            Sandy walked slightly ahead of Price, who watched the sway of her hips with interest. He opened the door for her, glancing at her legs as she got in and her skirt hiked up.
            “What are you going to do when Clary gets well enough to come back to work?”
            “Haven’t thought that far ahead yet.”
            “Maybe you’ll stay here then?”
            “Maybe, but why? I need to work and this job goes back to Clary in two months.”
            “Maybe you could do something else?”             “What?”
            “I…don’t know…but you never know.”
            “I won’t rule it out, but won’t count on it, either.”
            He dropped her at the door. Sandy saw Clary looking out the window as she thanked Price, got out of the car and started up the front steps.
            “Who was that drove you home?” Clarice demanded as soon as Sandy came through the door.
            “Price Quincy, why?”
            “No reason,” she said, smiling.
(To be continued)

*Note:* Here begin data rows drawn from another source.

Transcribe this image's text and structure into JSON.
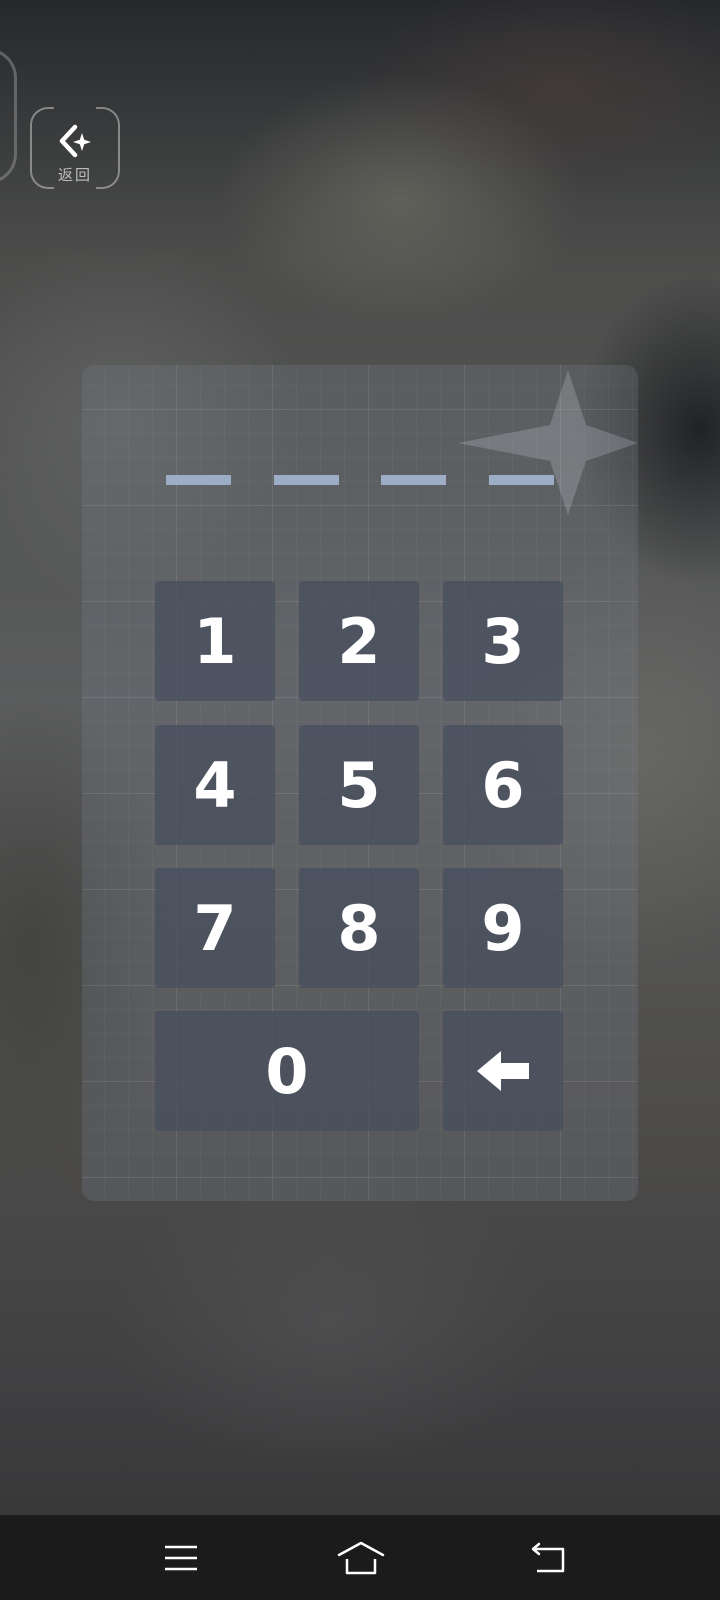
{
  "header": {
    "back_label": "返回"
  },
  "pin": {
    "length": 4,
    "entered": 0
  },
  "keypad": {
    "keys": [
      "1",
      "2",
      "3",
      "4",
      "5",
      "6",
      "7",
      "8",
      "9",
      "0"
    ],
    "backspace_icon": "left-arrow-icon"
  },
  "navbar": {
    "items": [
      "menu-icon",
      "home-icon",
      "back-icon"
    ]
  },
  "colors": {
    "pin_slot": "#9eadc6",
    "key_bg": "#484e5e",
    "key_text": "#ffffff",
    "navbar_bg": "#1b1b1c"
  }
}
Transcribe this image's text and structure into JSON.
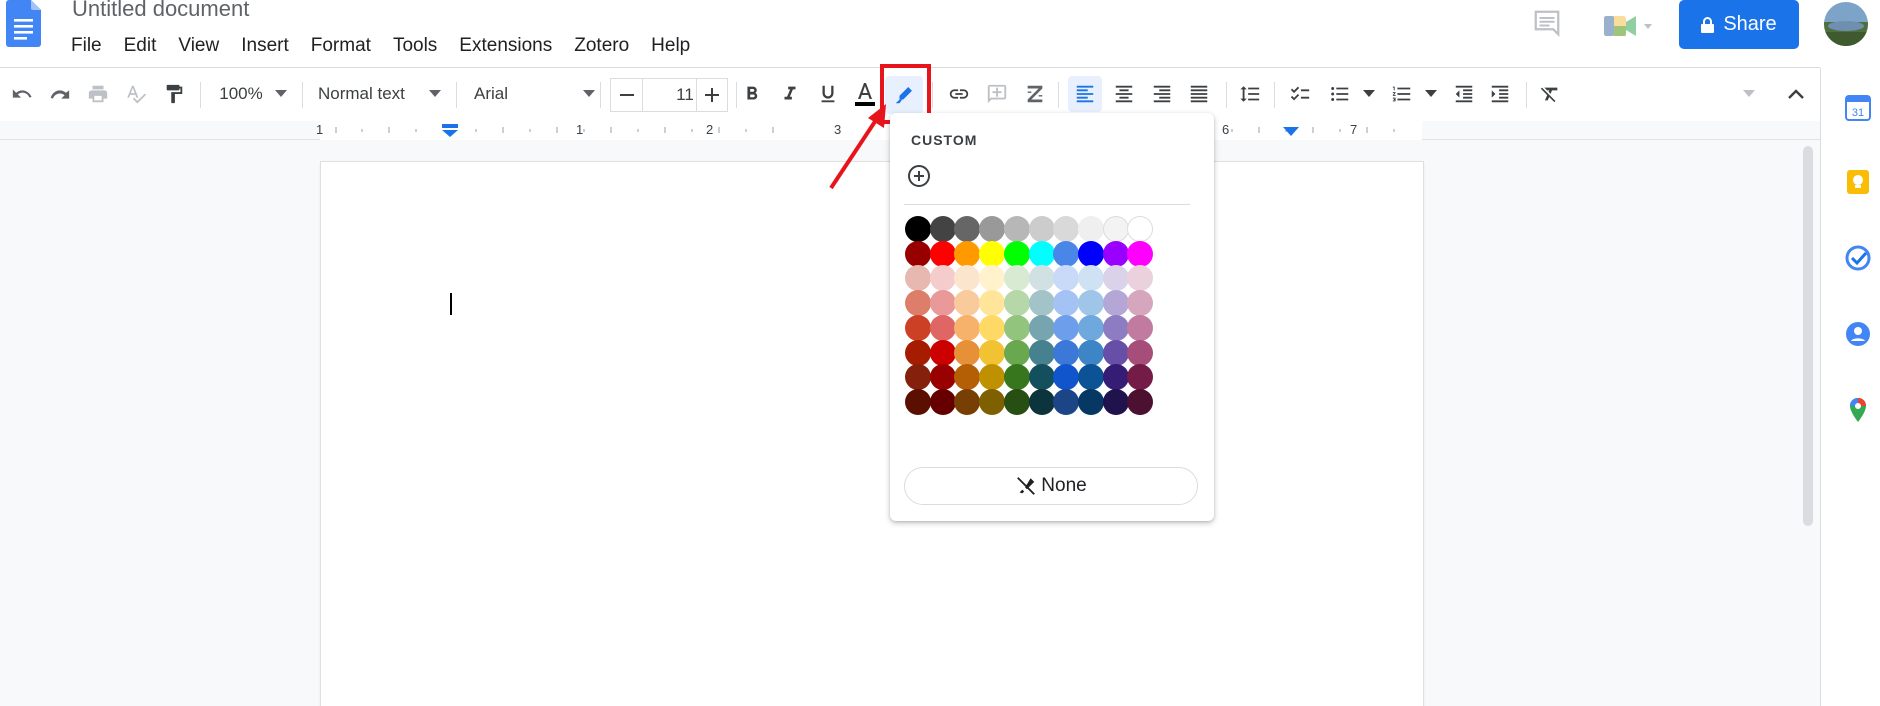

If you like these stories, try "Sunny Days, Moonlit Nights" a sweet contemporary romance available for only $3.99  at
Amazon
Barnes & Noble
Astraea Press
           

3 comments:

Kellie Kamryn said...

All those stories sound great and I loved your excerpt! Wish I had time to stop by and read more from them all. I'll make more time later :)

kayspringsteen said...

Flies? Like the kind I swat? heh heh heh...cityfolks. Now you got two stories I need you to finish, lol.

K.T. Bishop said...

You have a lot of good stuff here!